You should also be facing the ladder at all times, whether you are climbing or standing still. It's best practice to maintain three points of contact when on the ladder – for instance, two feet and one hand.
In addition to this, ensure you never place your feet above 900mm (usually the third rung) from the top of the ladder.
According to WorkCover New South Wales, following this rule will make sure you can always hold onto the ladder at waist height, which is the safest method and one of the best ways to prevent yourself from over-balancing.
Most of the time, accidents occur on ladders because workers are trying to use them in ways they were not designed to handle. One of the most common causes of over-balancing is over-stretching.
You should never lean too far to the left or right when using a ladder, as this could cause you to fall. If you can't reach what you're trying to work on without doing this, safely descend the ladder and readjust it so you can.
Want to know more?
If you would like to make sure you're following best practices when it comes to using ladders, you may want to enrol in AlertForce's Working at Heights course.

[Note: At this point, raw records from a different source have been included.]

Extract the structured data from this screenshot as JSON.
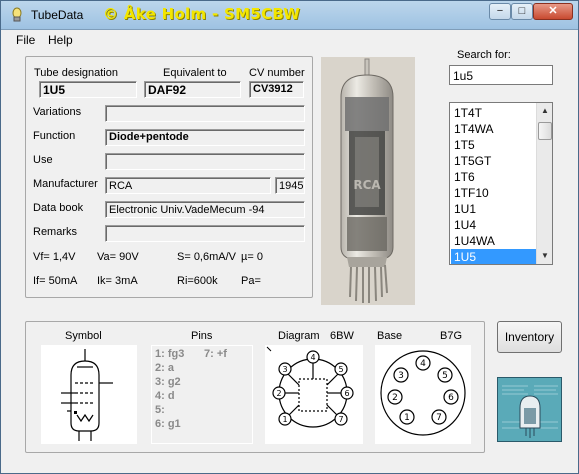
{
  "window": {
    "title": "TubeData",
    "author": "© Åke Holm - SM5CBW",
    "minimize_glyph": "−",
    "restore_glyph": "□",
    "close_glyph": "✕"
  },
  "menu": {
    "file": "File",
    "help": "Help"
  },
  "header": {
    "designation_label": "Tube designation",
    "designation": "1U5",
    "equivalent_label": "Equivalent to",
    "equivalent": "DAF92",
    "cv_label": "CV number",
    "cv": "CV3912"
  },
  "details": {
    "variations_label": "Variations",
    "variations": "",
    "function_label": "Function",
    "function": "Diode+pentode",
    "use_label": "Use",
    "use": "",
    "manufacturer_label": "Manufacturer",
    "manufacturer": "RCA",
    "year": "1945",
    "databook_label": "Data book",
    "databook": "Electronic Univ.VadeMecum -94",
    "remarks_label": "Remarks",
    "remarks": ""
  },
  "specs": {
    "vf": "Vf= 1,4V",
    "va": "Va=  90V",
    "s": "S= 0,6mA/V",
    "mu": "µ=     0",
    "if": "If= 50mA",
    "ik": "Ik=   3mA",
    "ri": "Ri=600k",
    "pa": "Pa="
  },
  "search": {
    "label": "Search for:",
    "value": "1u5",
    "results": [
      "1T4T",
      "1T4WA",
      "1T5",
      "1T5GT",
      "1T6",
      "1TF10",
      "1U1",
      "1U4",
      "1U4WA",
      "1U5"
    ],
    "selected": "1U5"
  },
  "bottom": {
    "symbol_label": "Symbol",
    "pins_label": "Pins",
    "diagram_label": "Diagram",
    "diagram_code": "6BW",
    "base_label": "Base",
    "base_code": "B7G",
    "pins": [
      "1: fg3",
      "2: a",
      "3: g2",
      "4: d",
      "5:",
      "6: g1"
    ],
    "pin7": "7: +f",
    "diagram_pins": [
      "1",
      "2",
      "3",
      "4",
      "5",
      "6",
      "7"
    ],
    "base_pins": [
      "1",
      "2",
      "3",
      "4",
      "5",
      "6",
      "7"
    ]
  },
  "inventory_button": "Inventory"
}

This is a quick and easy online training course that will provide you with a fantastic overview of working safely on ladders.
Latest OHS news
“In over 20 years of training, this was one of the best courses I’ve ever attended.”
“Great! The instructor made it interesting and enjoyable”
” We heard that AlertForce delivers one of the best courses around so the boss decided to send me to Australia from New Zealand.”
“I liked the trainer’s positive outlook and uplifting approach towards completing the long day.”
“Very competent training course. Trainer was very knowledgeable on subject.”
“AlertForce provided an excellent trainer, knowledgeable on the topic and allowed for active questioning.”
“Informative and concise training delivered at the right pace.”
“The Trainer was very engaging”
“Interesting, informative, relevant.”